Dystopia & Memories: Babu Eshwar Prasad


“These images allow us to engage with environmental degradation and fast-paced change.”

All that is Solid Melts into Air.

Babu Eshwar Prasad
is a trained artist with an interest in sculpture, sound, photography, and film. He has also made two films—Gaalibeeja (Wind Seed) and Hariva Nadige Maiyella Kaalu (A Running River is All Legs). Prasad’s work has been showcased at Sakshi Gallery, Bodhi Art, Gallery Sumukha, MAMI, and the Mumbai Film Festival, amongst others.

All that is solid melts into air—Marx’s pronouncement on the dramatic reconstitution, an overturning of the world, so to speak, in the modern, industrial age, might have been filled with equal measures of promise and foreboding. But standing as we are, in another time, we find ourselves holding the short end of the stick. The extractive processes of brick making and mining have literally hollowed out the solid core of the earth. We are confronted with these melting sets on which the curtains have descended—the trolley of trucks and equipment are making their way through the Bellary district in Karnataka (at one point 149 mining sites were functioning here), the sprawling brickmaking units outside Guwahati in Assam—are now ghost settlements with submerged half-built structures.

These landscapes are rendered as panoramas—a format that gained currency in the 19th century. I was interested in playing with that seamless overview of nature, which when seen closely, is a composite landscape built from various fragments of different sites. The eye runs over the details, sees variations in soil colours and textures, and plays with distances and proximities.

In the photograph titled Through a Glass Darkly, the early photographic technologies like the camera obscura became an object of scrutiny. The image quotes in part a French engraving of an apparatus positioned in a landscape which was reproduced in Denis Diderot’s Encyclopédie. It was the first such compilation of objective comprehensive knowledge. Here, the observation deck looks onto another landscape, this time reconstructed from Kemmanagundi in the Western Ghats, Karnataka. Some remnants are found here as well—a white shirt draped on the chair and a memento of a small scoop of earth.

Brick by Brick.

My interest lies in creating images. Coming from artistic training, where I work simultaneously with photography, painting, printmaking, video, film and sound, I am often thinking about the ways in which I can make a new photograph. There is an engagement with the mediums, with their own histories as tools and apparatuses that produce different kinds of image cultures. With experimentation, one can break their conventions and usages, and the viewers’ ways of receiving them.

I was particularly moved by the title of Chennai Photo Biennale’s exhibition—this idea of multiple maps of disquiet. The term disquiet presents itself as this unease, anxiety, worry seething under the surface, not necessarily as an all-visible crisis or emergency. It produces its own signs—it can be read to those who are perceptive, those who are keenly listening, watching, connecting. The idea of combining mapping, which is a more precise, cartographic exercise, with disquiet, seems particularly evocative to me.

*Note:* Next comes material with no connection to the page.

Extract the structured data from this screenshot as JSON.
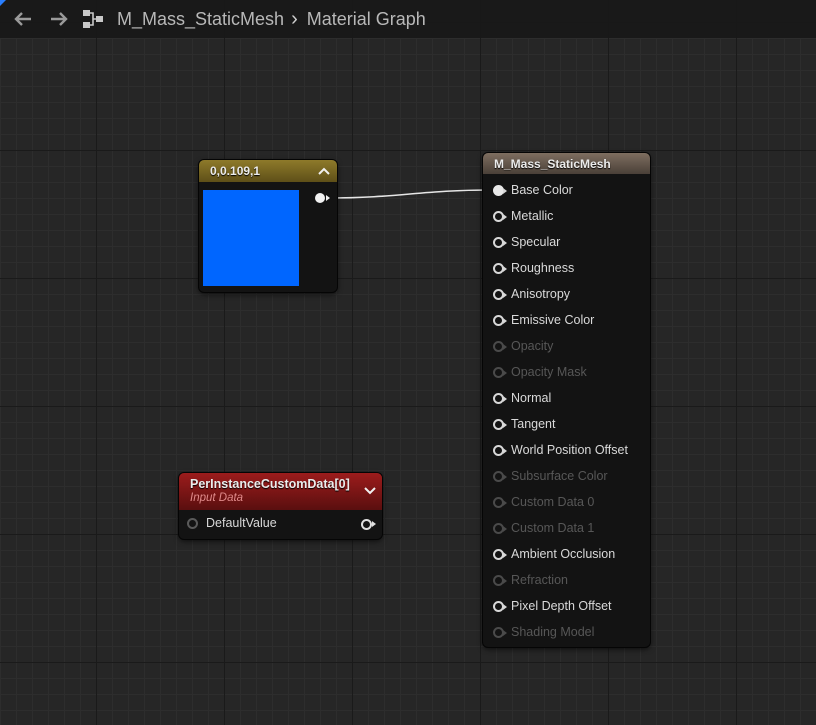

I also think it is somewhat akin to what I am doing in my work. The panoramic landscapes that I am exhibiting, for example, are in the first instance seamless open spaces, but on closer look, littered with telltale signs of various activities and accumulations. I have worked with an archive of documented and found images of mining sites in Karnataka, collaged to produce a composite image that the viewer journeys on. This act of witnessing/withnessing allows us to engage with what has and is unfolding around us in terms of environmental degradation and fast-paced change. Soil surfaces, textures are available for us to read and discern the impact of these persistent and relentless exploitations.

To view his series Fast Forward to Zero, visit www.chennaiphotobiennale.com